One day, Joseph traveled to check on his brothers while they were watching their sheep. His brothers plotted against him, threw him in an empty well, and later sold him as a slave to some traveling Midianites. Applying animal blood to his “ornate robe,” they returned home and made Jacob believe his son had been killed by wild animals.

In the meantime, Joseph was taken to Egypt and sold to the captain of the guard, Potiphar, as a household slave. Joseph was later falsely accused of attempting to rape Potiphar’s wife and thrown into prison. While in prison, Joseph accurately interpreted the dreams of two of Pharaoh’s servants, who were also incarcerated. Later, Pharaoh had a disturbing dream no one could interpret. One of the servants Joseph had previously helped then suggested to Pharaoh that Joseph could interpret the dream. Joseph was summoned from prison, and he interpreted Pharaoh’s dream in such a powerful way that he was appointed second-in-command over Egypt.

Pharaoh’s dream predicted seven years of famine. During the famine, Joseph’s older brothers came to Egypt to buy food. They did not recognize Joseph, now twenty years older, and he treated them harshly, pretending that he thought they were spies. Joseph kept one brother in prison until the others brought their youngest brother, Benjamin, back to Egypt to prove they were not spies. They brought Benjamin with them on a return trip, and, after a series of twists that included his brothers bowing before him—in fulfillment of Joseph’s dream of long ago—Joseph revealed himself to his brothers. They were shocked, yet soon glad to be reunited. Joseph sent word for the entire family to join them in Egypt until after the famine.

Later, when their father, Jacob, died, Joseph’s brothers feared that Joseph would take revenge against them for their prior treatment of him. They came to Joseph and begged for his forgiveness, appealing to a request their father had made before he died (Genesis 50:16–17) Joseph wept when he heard their appeal. Revenge was the last thing on his mind. Joseph said to them, “Don’t be afraid. Am I in the place of God? You intended to harm me, but God intended it for good to accomplish what is now being done, the saving of many lives” (Genesis 50:19–20).

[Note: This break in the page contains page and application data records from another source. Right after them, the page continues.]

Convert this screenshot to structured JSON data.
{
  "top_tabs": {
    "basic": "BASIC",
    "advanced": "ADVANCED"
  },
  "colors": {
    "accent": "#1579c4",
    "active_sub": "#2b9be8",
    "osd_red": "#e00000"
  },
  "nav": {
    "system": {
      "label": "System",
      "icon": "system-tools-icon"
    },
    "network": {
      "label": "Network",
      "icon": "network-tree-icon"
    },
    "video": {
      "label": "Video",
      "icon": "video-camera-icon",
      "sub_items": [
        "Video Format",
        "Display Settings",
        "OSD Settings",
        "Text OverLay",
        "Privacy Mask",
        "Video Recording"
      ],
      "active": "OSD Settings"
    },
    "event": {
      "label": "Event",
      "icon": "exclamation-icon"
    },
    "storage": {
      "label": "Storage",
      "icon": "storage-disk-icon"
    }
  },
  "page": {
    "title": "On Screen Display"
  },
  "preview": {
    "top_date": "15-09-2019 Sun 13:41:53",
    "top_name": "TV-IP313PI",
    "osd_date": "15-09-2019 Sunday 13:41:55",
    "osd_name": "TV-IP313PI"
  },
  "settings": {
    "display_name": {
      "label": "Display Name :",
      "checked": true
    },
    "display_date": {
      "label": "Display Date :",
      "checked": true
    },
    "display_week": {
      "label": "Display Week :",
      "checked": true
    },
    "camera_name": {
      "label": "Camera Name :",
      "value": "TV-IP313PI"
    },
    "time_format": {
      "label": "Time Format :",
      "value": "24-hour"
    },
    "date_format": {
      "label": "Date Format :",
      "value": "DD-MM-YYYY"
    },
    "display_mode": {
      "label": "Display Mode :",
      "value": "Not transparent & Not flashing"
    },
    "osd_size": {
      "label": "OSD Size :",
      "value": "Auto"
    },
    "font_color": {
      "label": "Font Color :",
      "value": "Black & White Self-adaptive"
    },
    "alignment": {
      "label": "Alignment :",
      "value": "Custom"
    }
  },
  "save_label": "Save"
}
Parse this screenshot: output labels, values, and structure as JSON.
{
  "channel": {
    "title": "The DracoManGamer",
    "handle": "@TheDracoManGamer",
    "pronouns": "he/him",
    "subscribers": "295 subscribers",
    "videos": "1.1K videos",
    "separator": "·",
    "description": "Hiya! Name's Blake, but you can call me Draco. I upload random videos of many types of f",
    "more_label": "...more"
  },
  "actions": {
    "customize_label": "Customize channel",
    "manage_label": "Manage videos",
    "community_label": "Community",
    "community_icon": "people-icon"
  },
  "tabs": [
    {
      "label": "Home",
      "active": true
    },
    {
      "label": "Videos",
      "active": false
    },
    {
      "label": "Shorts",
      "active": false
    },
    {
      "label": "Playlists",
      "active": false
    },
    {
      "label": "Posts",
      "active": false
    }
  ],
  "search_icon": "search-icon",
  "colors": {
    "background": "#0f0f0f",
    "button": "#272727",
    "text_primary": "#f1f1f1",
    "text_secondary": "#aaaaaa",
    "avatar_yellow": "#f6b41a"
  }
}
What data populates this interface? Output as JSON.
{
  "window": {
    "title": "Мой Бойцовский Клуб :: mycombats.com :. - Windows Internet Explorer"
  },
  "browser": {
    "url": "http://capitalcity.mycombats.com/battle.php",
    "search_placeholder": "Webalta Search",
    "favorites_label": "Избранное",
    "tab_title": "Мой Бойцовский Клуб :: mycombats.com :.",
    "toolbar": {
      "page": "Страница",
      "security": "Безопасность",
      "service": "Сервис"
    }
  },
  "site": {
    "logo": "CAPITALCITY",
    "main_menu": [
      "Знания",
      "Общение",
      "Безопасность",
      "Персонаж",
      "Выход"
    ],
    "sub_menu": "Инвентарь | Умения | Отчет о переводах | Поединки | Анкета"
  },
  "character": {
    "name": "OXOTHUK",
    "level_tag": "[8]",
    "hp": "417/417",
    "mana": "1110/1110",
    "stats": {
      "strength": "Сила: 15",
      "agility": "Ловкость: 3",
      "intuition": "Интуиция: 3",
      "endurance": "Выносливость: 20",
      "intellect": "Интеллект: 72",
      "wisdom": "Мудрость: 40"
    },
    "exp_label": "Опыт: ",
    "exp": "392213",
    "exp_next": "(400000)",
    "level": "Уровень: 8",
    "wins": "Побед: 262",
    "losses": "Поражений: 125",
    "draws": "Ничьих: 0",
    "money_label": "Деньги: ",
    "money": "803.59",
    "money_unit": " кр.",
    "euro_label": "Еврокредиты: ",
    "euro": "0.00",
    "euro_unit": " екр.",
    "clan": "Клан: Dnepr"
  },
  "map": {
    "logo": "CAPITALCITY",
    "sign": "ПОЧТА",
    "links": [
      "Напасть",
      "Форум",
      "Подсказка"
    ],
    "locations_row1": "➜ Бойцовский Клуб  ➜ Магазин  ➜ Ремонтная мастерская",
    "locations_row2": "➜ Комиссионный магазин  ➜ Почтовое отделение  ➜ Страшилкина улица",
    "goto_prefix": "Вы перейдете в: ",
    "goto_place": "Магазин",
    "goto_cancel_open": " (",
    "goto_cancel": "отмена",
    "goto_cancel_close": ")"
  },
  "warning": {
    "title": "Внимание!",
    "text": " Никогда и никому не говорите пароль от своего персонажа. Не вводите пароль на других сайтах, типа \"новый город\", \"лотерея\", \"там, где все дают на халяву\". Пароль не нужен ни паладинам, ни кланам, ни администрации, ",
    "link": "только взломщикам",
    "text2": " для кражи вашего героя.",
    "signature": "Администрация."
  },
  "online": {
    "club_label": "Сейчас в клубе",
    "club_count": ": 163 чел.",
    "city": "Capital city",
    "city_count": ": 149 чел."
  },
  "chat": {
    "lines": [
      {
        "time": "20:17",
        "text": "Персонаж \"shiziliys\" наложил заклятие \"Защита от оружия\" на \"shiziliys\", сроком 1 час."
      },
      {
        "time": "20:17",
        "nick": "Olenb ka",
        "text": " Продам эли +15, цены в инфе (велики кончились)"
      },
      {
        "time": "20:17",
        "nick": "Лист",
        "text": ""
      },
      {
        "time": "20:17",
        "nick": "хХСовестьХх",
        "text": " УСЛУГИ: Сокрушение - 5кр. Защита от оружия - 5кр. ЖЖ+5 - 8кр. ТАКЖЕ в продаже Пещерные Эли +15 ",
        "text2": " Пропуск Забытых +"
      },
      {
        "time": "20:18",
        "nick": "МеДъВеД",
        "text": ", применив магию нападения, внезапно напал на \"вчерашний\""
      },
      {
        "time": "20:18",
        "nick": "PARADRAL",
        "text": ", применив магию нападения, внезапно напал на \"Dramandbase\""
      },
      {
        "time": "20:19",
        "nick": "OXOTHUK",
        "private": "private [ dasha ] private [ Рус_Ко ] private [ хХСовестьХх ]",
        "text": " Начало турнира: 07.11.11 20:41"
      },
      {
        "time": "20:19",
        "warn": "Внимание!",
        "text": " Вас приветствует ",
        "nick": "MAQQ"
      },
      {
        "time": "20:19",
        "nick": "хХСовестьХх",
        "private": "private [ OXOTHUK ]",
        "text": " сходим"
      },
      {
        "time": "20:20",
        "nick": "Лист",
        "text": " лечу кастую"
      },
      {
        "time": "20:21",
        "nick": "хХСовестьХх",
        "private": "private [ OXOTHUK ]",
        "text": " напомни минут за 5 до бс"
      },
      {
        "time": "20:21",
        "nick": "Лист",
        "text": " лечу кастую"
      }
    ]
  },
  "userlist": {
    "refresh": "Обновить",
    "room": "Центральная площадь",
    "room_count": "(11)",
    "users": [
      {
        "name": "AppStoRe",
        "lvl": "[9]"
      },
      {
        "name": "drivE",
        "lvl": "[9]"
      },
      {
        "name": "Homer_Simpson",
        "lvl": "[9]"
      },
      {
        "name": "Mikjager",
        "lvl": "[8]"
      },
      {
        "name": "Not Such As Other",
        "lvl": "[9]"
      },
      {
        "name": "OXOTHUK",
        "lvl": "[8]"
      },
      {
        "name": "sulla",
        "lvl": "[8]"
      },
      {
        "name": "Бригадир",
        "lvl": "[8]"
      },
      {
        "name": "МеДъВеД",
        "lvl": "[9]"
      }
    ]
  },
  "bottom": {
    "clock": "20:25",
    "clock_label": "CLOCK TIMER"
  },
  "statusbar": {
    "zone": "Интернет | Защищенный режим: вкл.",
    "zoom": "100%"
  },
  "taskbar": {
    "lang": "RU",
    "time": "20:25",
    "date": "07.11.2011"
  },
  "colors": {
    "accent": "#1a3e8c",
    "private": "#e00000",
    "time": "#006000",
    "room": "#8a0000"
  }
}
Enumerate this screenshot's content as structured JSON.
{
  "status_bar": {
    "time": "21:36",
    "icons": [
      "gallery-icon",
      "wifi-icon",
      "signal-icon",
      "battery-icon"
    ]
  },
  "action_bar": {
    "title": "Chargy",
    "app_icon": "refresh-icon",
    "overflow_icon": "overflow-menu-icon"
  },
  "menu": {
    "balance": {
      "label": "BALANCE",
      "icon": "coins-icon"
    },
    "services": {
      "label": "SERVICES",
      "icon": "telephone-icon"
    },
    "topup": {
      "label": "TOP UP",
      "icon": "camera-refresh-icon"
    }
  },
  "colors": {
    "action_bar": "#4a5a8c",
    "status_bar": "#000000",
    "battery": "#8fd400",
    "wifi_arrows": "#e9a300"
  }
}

In the story of Joseph and his brothers, we see the themes of forgiveness, the father-son bond, sibling rivalry, brotherly love, God’s sovereignty, and God’s greater good in times of suffering. Just like Joseph, we are called to forgive those who have offended us and see life’s experiences as part of God’s plan to help us serve others.

Leave a Reply